©2021 ABK

It is often said politicians operate in a bubble – feted like celebrities and surrounded by ‘yes’ people constantly telling them what they want to hear which can lead to inflated egos and misguided levels of self importance.
Bit by bit their no doubt solid, grass roots, early-career enthusiasm to serve their electorate is dulled.
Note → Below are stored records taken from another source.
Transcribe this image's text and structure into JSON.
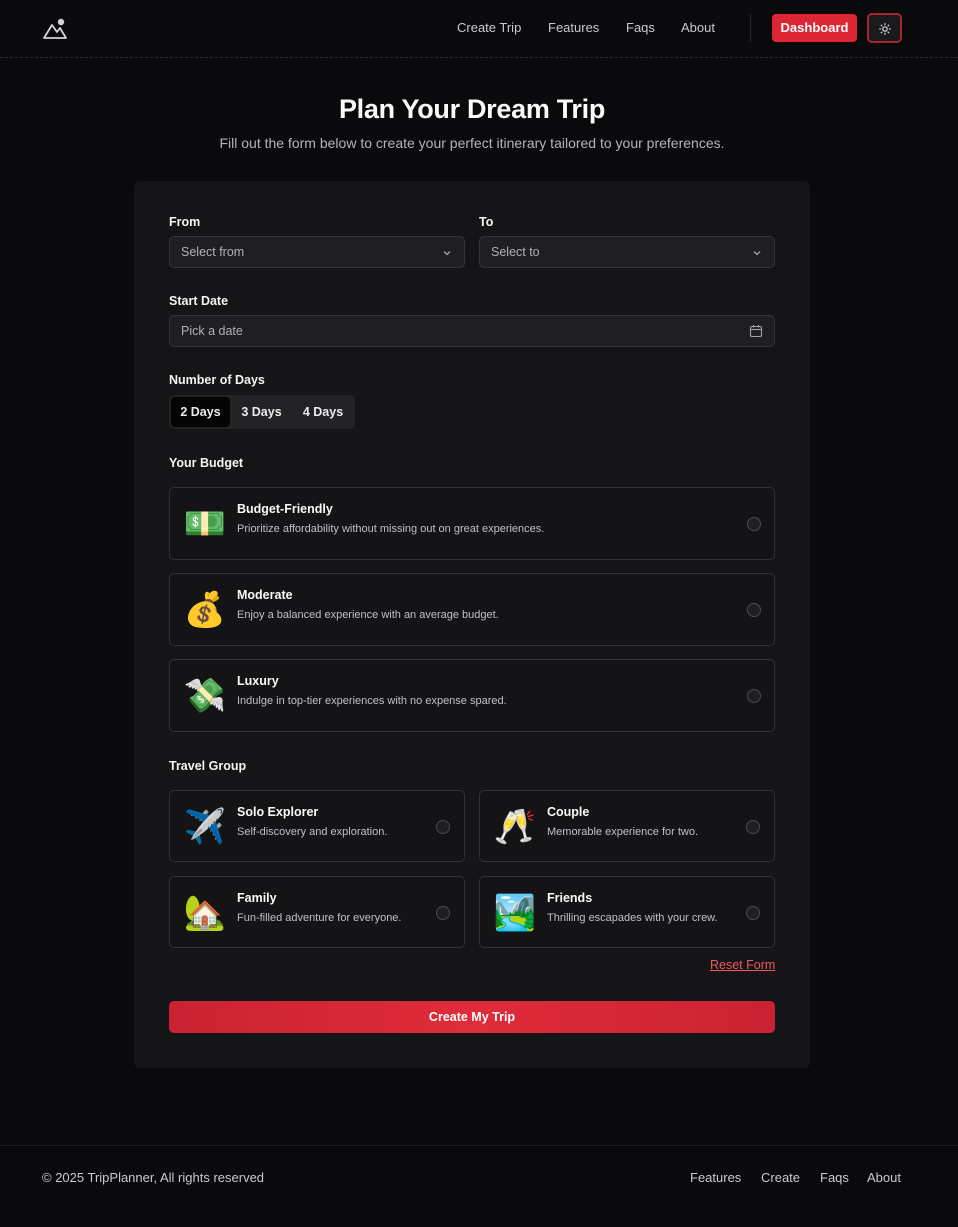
{
  "nav": {
    "links": [
      "Create Trip",
      "Features",
      "Faqs",
      "About"
    ],
    "dashboard_label": "Dashboard"
  },
  "hero": {
    "title": "Plan Your Dream Trip",
    "subtitle": "Fill out the form below to create your perfect itinerary tailored to your preferences."
  },
  "form": {
    "from_label": "From",
    "from_placeholder": "Select from",
    "to_label": "To",
    "to_placeholder": "Select to",
    "date_label": "Start Date",
    "date_placeholder": "Pick a date",
    "days_label": "Number of Days",
    "days": [
      "2 Days",
      "3 Days",
      "4 Days"
    ],
    "days_selected": "2 Days",
    "budget_label": "Your Budget",
    "budget": [
      {
        "title": "Budget-Friendly",
        "desc": "Prioritize affordability without missing out on great experiences.",
        "icon": "💵"
      },
      {
        "title": "Moderate",
        "desc": "Enjoy a balanced experience with an average budget.",
        "icon": "💰"
      },
      {
        "title": "Luxury",
        "desc": "Indulge in top-tier experiences with no expense spared.",
        "icon": "💸"
      }
    ],
    "group_label": "Travel Group",
    "groups": [
      {
        "title": "Solo Explorer",
        "desc": "Self-discovery and exploration.",
        "icon": "✈️"
      },
      {
        "title": "Couple",
        "desc": "Memorable experience for two.",
        "icon": "🥂"
      },
      {
        "title": "Family",
        "desc": "Fun-filled adventure for everyone.",
        "icon": "🏡"
      },
      {
        "title": "Friends",
        "desc": "Thrilling escapades with your crew.",
        "icon": "🏞️"
      }
    ],
    "reset_label": "Reset Form",
    "submit_label": "Create My Trip"
  },
  "footer": {
    "copyright": "© 2025 TripPlanner, All rights reserved",
    "links": [
      "Features",
      "Create",
      "Faqs",
      "About"
    ]
  },
  "colors": {
    "accent": "#dc2634",
    "background": "#0a0a0c",
    "card": "#151517"
  }
}
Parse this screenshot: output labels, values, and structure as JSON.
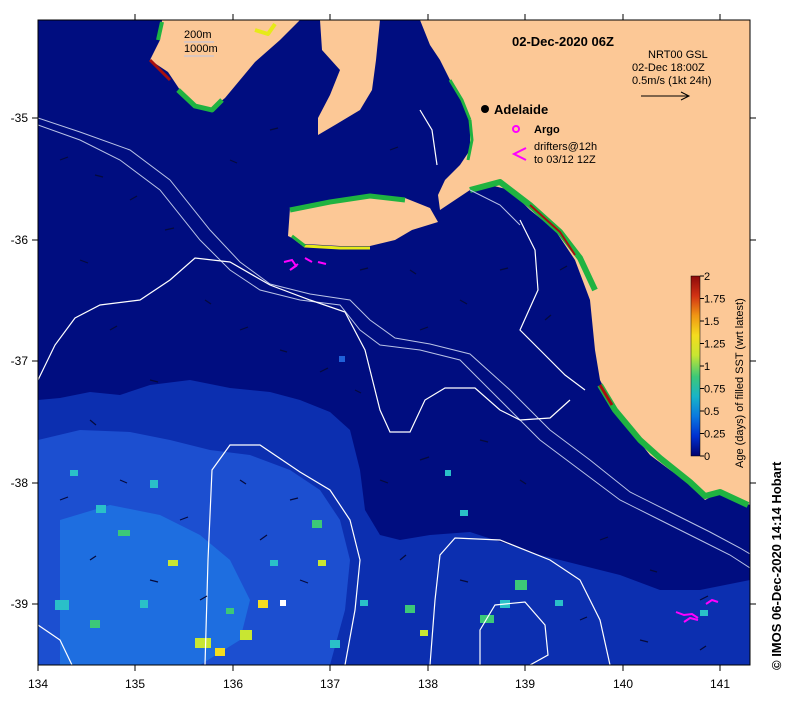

Their vision becomes less clear … perhaps clouded by their perceived status and a sense of entitlement.
This week’s Christian Porter saga is a perfect case in point.
Mr Porter’s belief that it is perfectly acceptable for a politician to accept significant amounts of money for personal use from a mystery donor is utterly bizarre and highlights the yawning divide between the wider community and some established politicians.
He says to accept money in such circumstances is perfectly legal and – according to his clouded political vision – if it’s legal, it’s okay.
His actions have been found to be in breach of Ministerial standards – as opposed to all MPs – and he has trotted off to the sin-bin that is the back bench to serve out his penance … just as the recently promoted Barnaby Joyce and Bridget McKenzie did before him.
How anyone – let alone the nation’s former Attorney General – can have no issue with an MP accepting donations from unidentified sources is so far from reality it proves the political bubble has claimed another victim.
Mr Porter’s mystery donor could be his mum or a mining magnate, a friend or a foreign corporation – we don’t know.
To operate in such a clandestine way leaves the door wide open to corruption and a complete loss of confidence by the public in the political process.
For Mr Porter to not see this shows he is completely out of touch.
His desire to accept what is believed to have been close to $1m in preference to doing what is right, shows he should stay on the back bench until he not only acknowledges his mistake but indicates a desire to close the legal loophole he attempted to use for his own personal advantage.